Combine the calcium oxide from basalt with SCMs, and the result is actual OPC — not a substitute with unfamiliar properties. The process does have other outputs, but these are beneficial. One is the very SCMs needed to make concrete, which must otherwise be purchased from bulk suppliers. That’s a major economic plus, since slag and fly ash supplies are declining thanks to cleaner steel manufacturing and reduced use of coal-fired power plants. Other outputs include magnesium compounds like magnesium hydroxide, which begin to absorb CO2 from the atmosphere the moment they’re created. These compounds perform direct air capture, permanently sequestering carbon in the form of magnesium carbonate.
Brimstone’s projections show that its overall process is carbon-negative, “even if a Brimstone customer uses coal to fire their kiln,” notes Rachel Slaybaugh, a partner at DCVC. “And the cleaner the kiln firing, the more carbon-negative the cement.” The company will test those projections at a pilot plant advancing toward construction in Reno, NV, where Brimstone will also determine the optimal size for its kilns, identify the lowest-cost components and suppliers, and streamline its process before expanding to commercial scale.
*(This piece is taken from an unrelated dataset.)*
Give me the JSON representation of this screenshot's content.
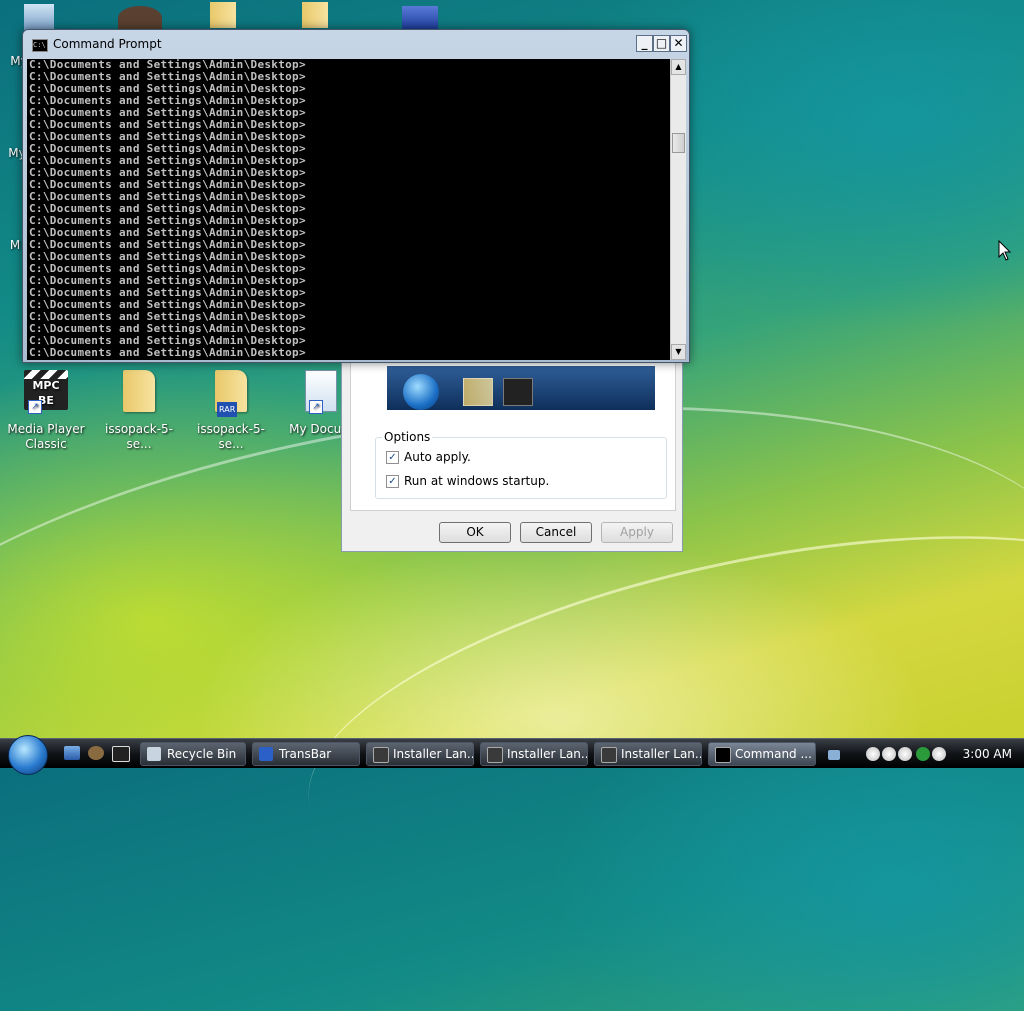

A world in which cement manufacturing has been transformed from a huge carbon emitter into a net absorber will be one with many more options for future growth and prosperity. Cement producers with advanced, Brimstone-style cement plants — which, remember, also produce their own SCM — would have a cost advantage over competitors, and would have a head-start meeting emissions reduction mandates in states like California. And nations using carbon-negative cement for bridges, highways, warehouses, and other projects would have an easier time meeting their own greenhouse gas reduction commitments under the Paris Accord. (China’s massive Three Gorges Dam, built between 1994 and 2003, used 16 million tons of OPC. If that cement had been carbon-neutral or carbon-negative, the dam project could have offset the annual greenhouse gas emissions of at least three million passenger vehicles.)
Decarbonizing cement manufacturing is not only an imperative for the world during its transition to net-zero CO2 emissions; it will also lower the price of cement, at zero risk to customers. That’s how Brimstone is making a livable future more concrete.